- The Hungarian Gas Exchange (called CEEGEX) has matured, becoming a reliable and transparent price reference for gas supply contracts in Hungary
- In light of the above, it might be worth for customers to sign up for a floating, exchange-based spot price reference instead of going with a high fix price contract.
The full article is only available in Hungarian, please switch languages to read:
This article is only available in Hungarian (maybe worth to take a look at the graphs there though). For switching languages, please click here:
In this post we go around the politically charged topic of regulated end-user gas tariffs in Hungary, looking at the topic from three angles.
1) We attempt to shed some light on the real market price situation, coming to a conclusion that an open, competitive market pricing is a better option.
2) However, as energy poverty is a large problem in the country, some subsidies needs to be provided to the poor, so much so that we argue that for the ones in dire need, some quantity of gas free of charge could be a good idea, because it could drive people away from dirty fuels as well as serve as a good vehicle to reach out for these people with energy efficiency programs.
3) The strategic storage is financed solely by the business customers in Hungary, adding to their gas bill a total of EUR 55 million per year. This is hurting competitiveness. And we think that we could live without this storage as the risk of such a crisis is getting lowered with imminent EU regulation on the issue, less consumption, and more interconnectivity in the region. Hungary should scrap its strategic storage for good.
The full article is available in Hungarian. Please switch languages for access:
The article is only available in Hungarian. To switch languages, please click here:
How much does a new power plant cost? And how much will the power cost generated by it? There is much talk about the rise of renewables (by getting cheaper while nuclear getting more expensive) over the last decade, but what do the numbers show to us? We did the maths to shed some light on the real costs of both the renewable and conventional power plants.
(title: Total Cost of Energy of Various Power Plants, EUR/MWh)
The article points out the following:
- The planned Nord Stream 2 (NS2) pipeline would be a redundant gas transmission infrastructure for Europe.
- The Russians are presumably having political motivation behind, Central-Eastern Europe (CEE) are set to lose out by reduction of the alternative sourcing possibilities vis-à-vis Russian gas because of the elimination of the Ukrainian transit route.
- Gazprom is lining up considerable energy, funds and international support beside NS2. Adjacent pipline capacities from Germany down to Slovakia have beened reserved for 20 years at immense cost, the pipes are being built.
- The stakes are high, CEE, thus Hungary needs to have a Plan B.
We further argue that
- EU Commission should obtain the requested mandate to negotiate the case with the Russian side, with the strong instruction that Nord Stream 2 shall only be commissioned in case of the cessation of Gazprom’s Russian gas export monopoly status.

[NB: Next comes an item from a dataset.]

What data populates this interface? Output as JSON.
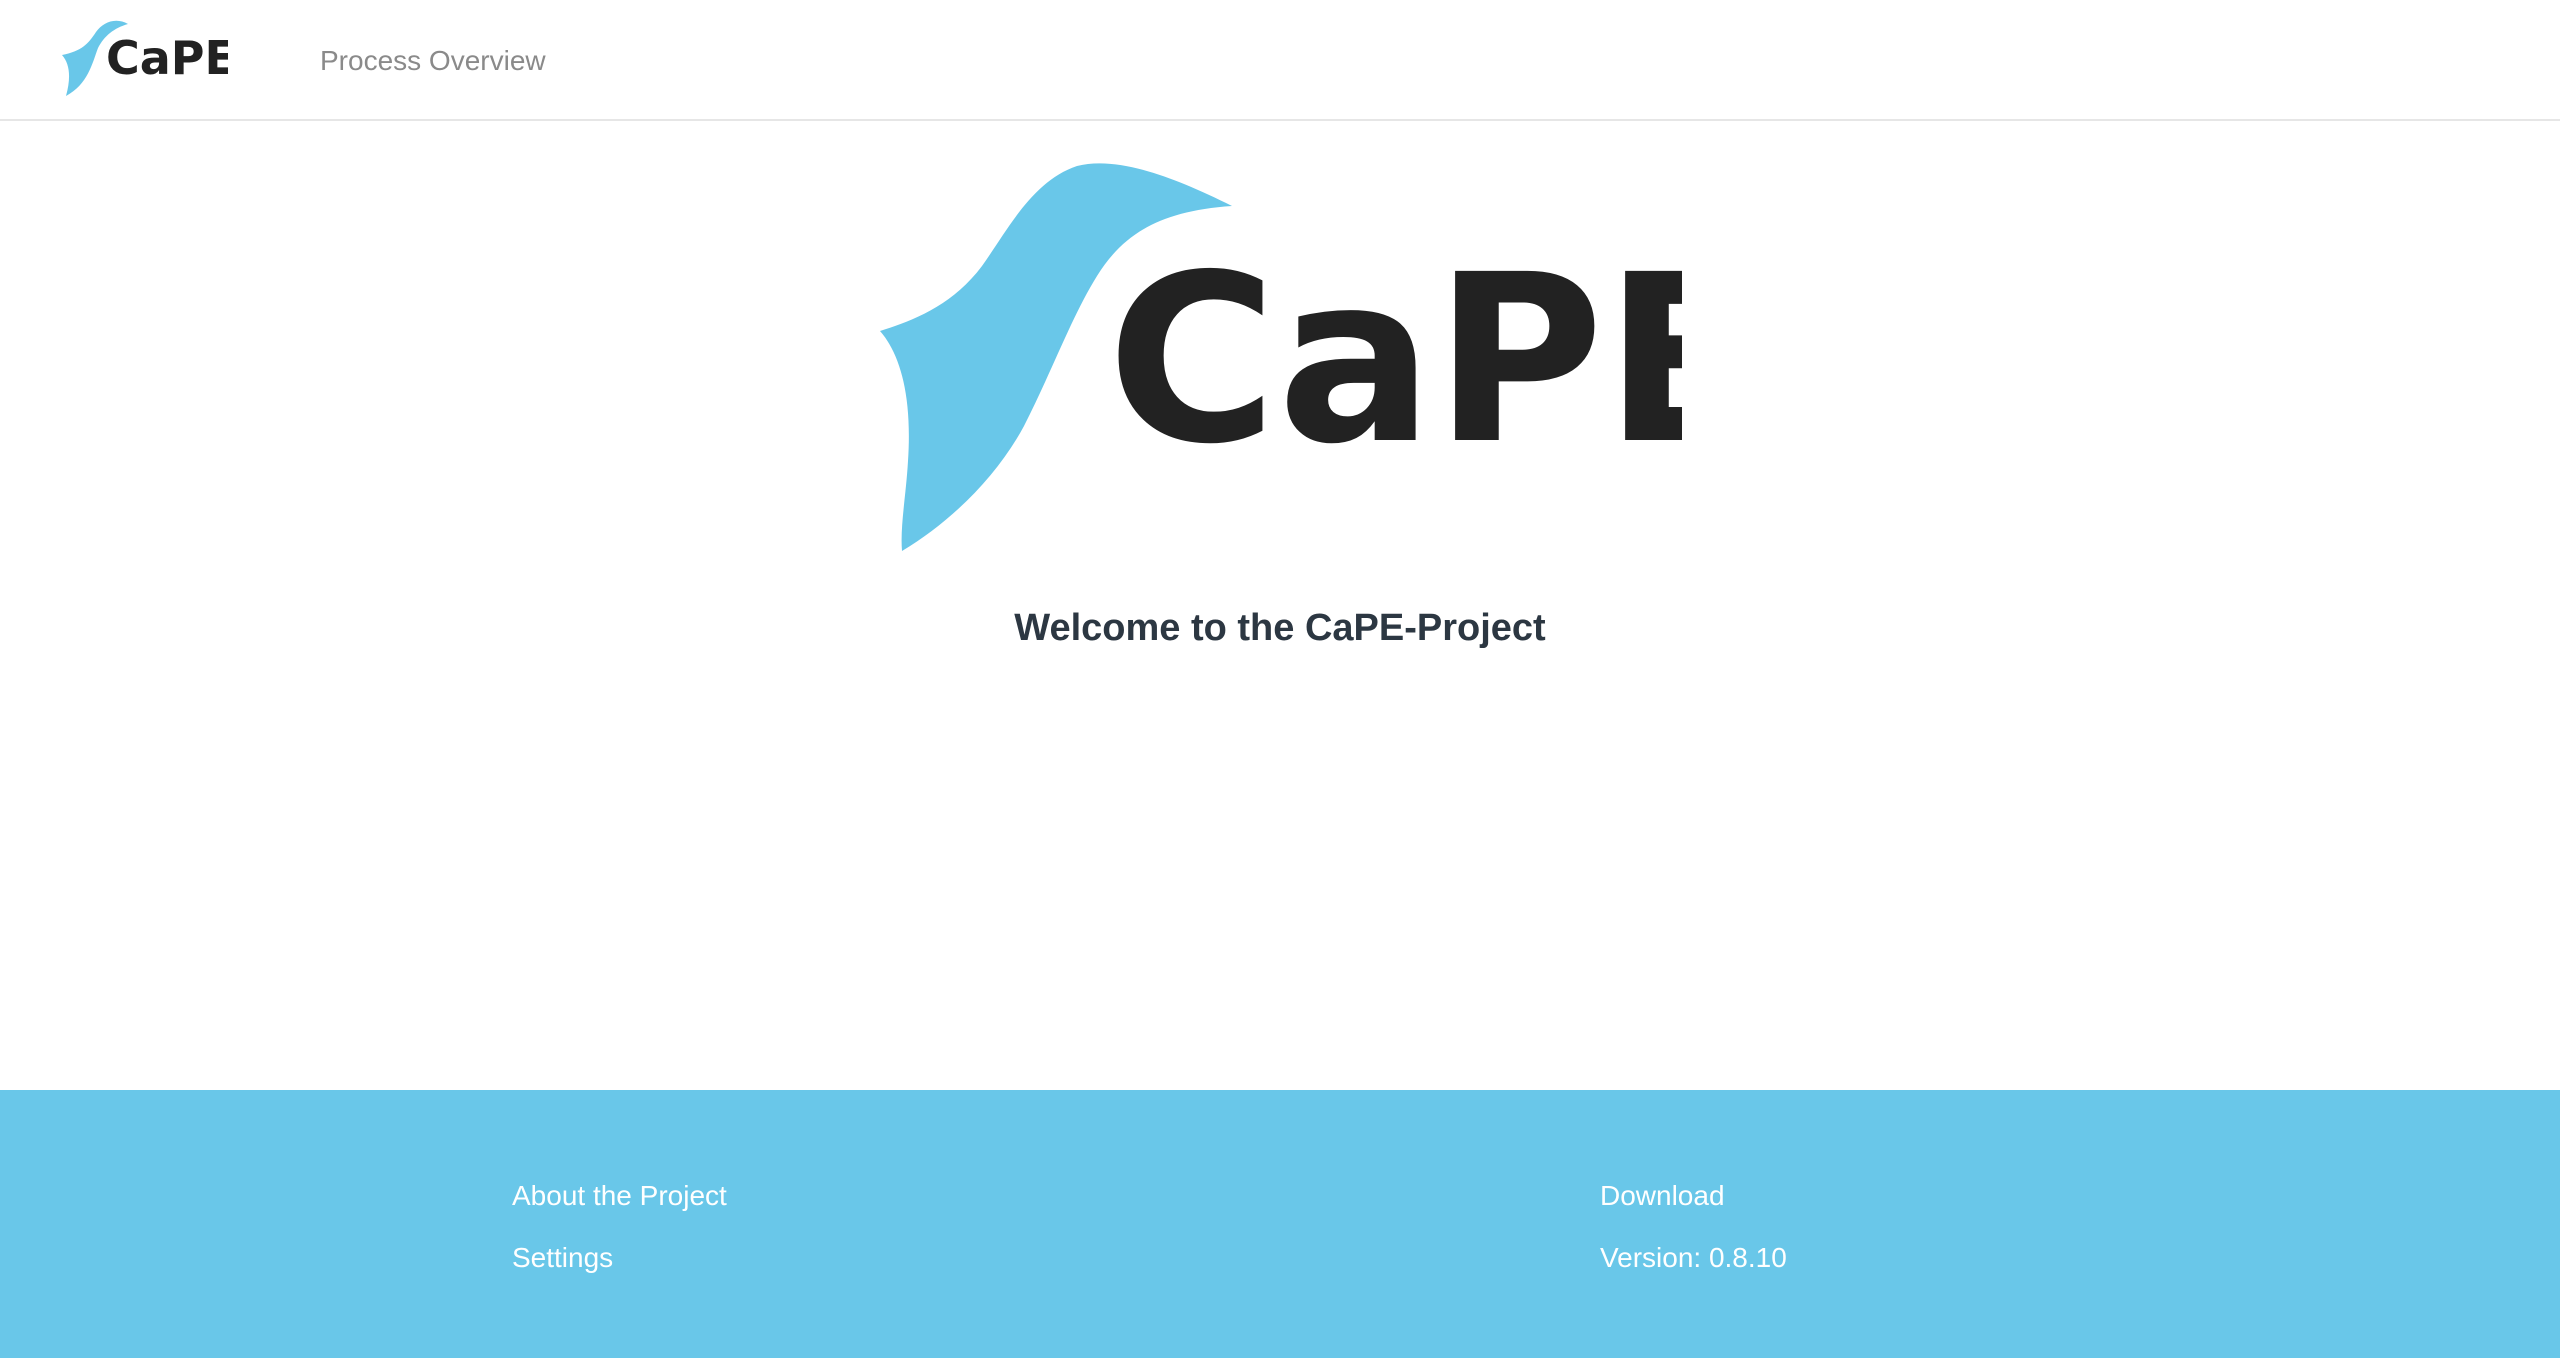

This could prevent the elimination of the transit route through Ukraine
- In case Nord Stream 2 is likely to be built in its current form and regulatory context, CEE (and Hungary) needs to reach out for and start developing the alternatives: Croatian LNG and adjacent pipe development, pipeline development from the direction of Romanian production (BRUA corridor), Polish-Slovakian interconnector. It’s important to point out that some of these investments (e.g. the LNG terminal) could be forgone in case of the continuation of Ukrainian transit flows, but NS2 poses too large of a risk. Especially for Hungary, where the extended long term contract is to expire at the end of 2019, the planned date for NS2.
The whole article is only available in Hungarian yet. To switch languages, click here:
available only in Hungarian. Please switch languages
The article is only published in Hungarian yet. (more…)
The article is only published in Hungarian yet.